• _Data to use_:

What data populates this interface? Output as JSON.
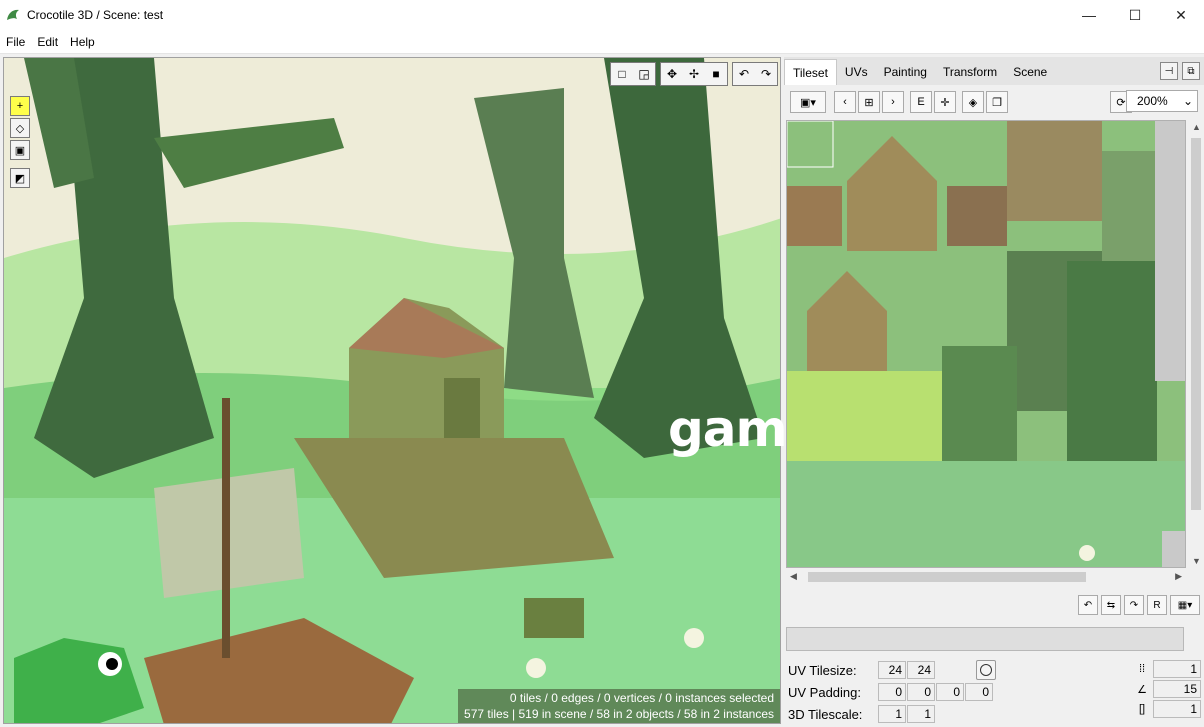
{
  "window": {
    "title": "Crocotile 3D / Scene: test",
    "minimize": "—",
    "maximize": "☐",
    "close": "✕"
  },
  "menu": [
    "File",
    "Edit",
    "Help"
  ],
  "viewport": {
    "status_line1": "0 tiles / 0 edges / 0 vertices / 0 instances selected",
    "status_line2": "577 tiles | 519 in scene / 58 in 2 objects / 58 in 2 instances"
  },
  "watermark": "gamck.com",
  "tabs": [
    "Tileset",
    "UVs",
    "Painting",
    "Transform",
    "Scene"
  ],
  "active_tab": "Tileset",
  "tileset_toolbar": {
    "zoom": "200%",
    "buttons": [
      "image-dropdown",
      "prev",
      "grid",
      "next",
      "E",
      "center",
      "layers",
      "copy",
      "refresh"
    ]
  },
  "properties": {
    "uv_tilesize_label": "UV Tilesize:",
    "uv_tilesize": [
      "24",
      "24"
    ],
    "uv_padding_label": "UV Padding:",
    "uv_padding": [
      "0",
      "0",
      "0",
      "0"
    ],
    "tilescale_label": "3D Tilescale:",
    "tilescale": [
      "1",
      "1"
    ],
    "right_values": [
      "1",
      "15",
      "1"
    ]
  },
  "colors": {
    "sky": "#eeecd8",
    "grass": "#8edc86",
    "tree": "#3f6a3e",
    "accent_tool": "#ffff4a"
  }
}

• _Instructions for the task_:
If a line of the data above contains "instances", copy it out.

• _Exercise solution_:
    "status_line1": "0 tiles / 0 edges / 0 vertices / 0 instances selected",
    "status_line2": "577 tiles | 519 in scene / 58 in 2 objects / 58 in 2 instances"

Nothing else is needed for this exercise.